— What this task involves —
The records should be written out in full, with nothing altered.

— Element data from apps and pages —
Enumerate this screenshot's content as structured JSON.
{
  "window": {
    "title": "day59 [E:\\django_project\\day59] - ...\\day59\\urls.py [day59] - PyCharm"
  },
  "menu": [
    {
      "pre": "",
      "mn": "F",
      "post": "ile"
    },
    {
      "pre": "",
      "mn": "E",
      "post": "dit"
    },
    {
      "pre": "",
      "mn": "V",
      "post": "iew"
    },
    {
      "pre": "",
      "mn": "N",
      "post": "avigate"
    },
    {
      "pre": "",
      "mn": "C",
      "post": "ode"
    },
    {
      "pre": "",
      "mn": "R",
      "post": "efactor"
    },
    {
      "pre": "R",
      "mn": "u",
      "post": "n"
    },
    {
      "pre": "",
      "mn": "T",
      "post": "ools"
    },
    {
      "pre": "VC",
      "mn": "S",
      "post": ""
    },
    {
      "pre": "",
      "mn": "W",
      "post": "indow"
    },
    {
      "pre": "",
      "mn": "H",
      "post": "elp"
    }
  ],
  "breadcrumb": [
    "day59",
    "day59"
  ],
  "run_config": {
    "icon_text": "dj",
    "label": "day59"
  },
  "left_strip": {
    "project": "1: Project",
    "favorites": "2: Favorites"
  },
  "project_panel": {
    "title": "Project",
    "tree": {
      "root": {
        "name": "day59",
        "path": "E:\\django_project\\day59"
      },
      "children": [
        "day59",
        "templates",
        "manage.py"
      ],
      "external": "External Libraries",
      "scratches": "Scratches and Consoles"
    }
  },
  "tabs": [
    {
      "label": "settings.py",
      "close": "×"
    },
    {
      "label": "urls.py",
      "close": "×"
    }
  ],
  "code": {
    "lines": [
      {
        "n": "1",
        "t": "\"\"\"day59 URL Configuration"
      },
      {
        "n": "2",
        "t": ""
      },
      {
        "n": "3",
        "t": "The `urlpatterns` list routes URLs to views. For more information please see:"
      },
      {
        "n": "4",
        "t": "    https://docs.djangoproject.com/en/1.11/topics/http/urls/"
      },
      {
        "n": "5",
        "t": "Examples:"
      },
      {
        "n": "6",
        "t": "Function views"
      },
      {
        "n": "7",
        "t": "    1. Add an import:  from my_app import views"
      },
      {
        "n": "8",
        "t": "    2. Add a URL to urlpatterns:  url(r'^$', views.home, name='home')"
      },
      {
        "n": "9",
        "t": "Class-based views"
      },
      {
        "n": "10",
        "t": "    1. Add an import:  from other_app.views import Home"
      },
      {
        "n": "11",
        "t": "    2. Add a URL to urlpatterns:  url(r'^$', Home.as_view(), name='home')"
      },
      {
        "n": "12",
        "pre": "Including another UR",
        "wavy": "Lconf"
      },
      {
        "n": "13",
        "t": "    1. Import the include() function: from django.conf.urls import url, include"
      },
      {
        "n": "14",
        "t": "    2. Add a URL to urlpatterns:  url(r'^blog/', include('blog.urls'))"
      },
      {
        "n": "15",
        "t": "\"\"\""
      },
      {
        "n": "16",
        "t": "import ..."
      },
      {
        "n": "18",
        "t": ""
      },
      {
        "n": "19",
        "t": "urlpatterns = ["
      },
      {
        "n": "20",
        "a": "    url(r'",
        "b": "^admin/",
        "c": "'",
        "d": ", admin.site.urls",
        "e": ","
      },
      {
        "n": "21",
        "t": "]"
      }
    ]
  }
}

— Answer to this exercise —
Enumerate this screenshot's content as structured JSON.
{
  "window": {
    "title": "day59 [E:\\django_project\\day59] - ...\\day59\\urls.py [day59] - PyCharm"
  },
  "menu": [
    {
      "pre": "",
      "mn": "F",
      "post": "ile"
    },
    {
      "pre": "",
      "mn": "E",
      "post": "dit"
    },
    {
      "pre": "",
      "mn": "V",
      "post": "iew"
    },
    {
      "pre": "",
      "mn": "N",
      "post": "avigate"
    },
    {
      "pre": "",
      "mn": "C",
      "post": "ode"
    },
    {
      "pre": "",
      "mn": "R",
      "post": "efactor"
    },
    {
      "pre": "R",
      "mn": "u",
      "post": "n"
    },
    {
      "pre": "",
      "mn": "T",
      "post": "ools"
    },
    {
      "pre": "VC",
      "mn": "S",
      "post": ""
    },
    {
      "pre": "",
      "mn": "W",
      "post": "indow"
    },
    {
      "pre": "",
      "mn": "H",
      "post": "elp"
    }
  ],
  "breadcrumb": [
    "day59",
    "day59"
  ],
  "run_config": {
    "icon_text": "dj",
    "label": "day59"
  },
  "left_strip": {
    "project": "1: Project",
    "favorites": "2: Favorites"
  },
  "project_panel": {
    "title": "Project",
    "tree": {
      "root": {
        "name": "day59",
        "path": "E:\\django_project\\day59"
      },
      "children": [
        "day59",
        "templates",
        "manage.py"
      ],
      "external": "External Libraries",
      "scratches": "Scratches and Consoles"
    }
  },
  "tabs": [
    {
      "label": "settings.py",
      "close": "×"
    },
    {
      "label": "urls.py",
      "close": "×"
    }
  ],
  "code": {
    "lines": [
      {
        "n": "1",
        "t": "\"\"\"day59 URL Configuration"
      },
      {
        "n": "2",
        "t": ""
      },
      {
        "n": "3",
        "t": "The `urlpatterns` list routes URLs to views. For more information please see:"
      },
      {
        "n": "4",
        "t": "    https://docs.djangoproject.com/en/1.11/topics/http/urls/"
      },
      {
        "n": "5",
        "t": "Examples:"
      },
      {
        "n": "6",
        "t": "Function views"
      },
      {
        "n": "7",
        "t": "    1. Add an import:  from my_app import views"
      },
      {
        "n": "8",
        "t": "    2. Add a URL to urlpatterns:  url(r'^$', views.home, name='home')"
      },
      {
        "n": "9",
        "t": "Class-based views"
      },
      {
        "n": "10",
        "t": "    1. Add an import:  from other_app.views import Home"
      },
      {
        "n": "11",
        "t": "    2. Add a URL to urlpatterns:  url(r'^$', Home.as_view(), name='home')"
      },
      {
        "n": "12",
        "pre": "Including another UR",
        "wavy": "Lconf"
      },
      {
        "n": "13",
        "t": "    1. Import the include() function: from django.conf.urls import url, include"
      },
      {
        "n": "14",
        "t": "    2. Add a URL to urlpatterns:  url(r'^blog/', include('blog.urls'))"
      },
      {
        "n": "15",
        "t": "\"\"\""
      },
      {
        "n": "16",
        "t": "import ..."
      },
      {
        "n": "18",
        "t": ""
      },
      {
        "n": "19",
        "t": "urlpatterns = ["
      },
      {
        "n": "20",
        "a": "    url(r'",
        "b": "^admin/",
        "c": "'",
        "d": ", admin.site.urls",
        "e": ","
      },
      {
        "n": "21",
        "t": "]"
      }
    ]
  }
}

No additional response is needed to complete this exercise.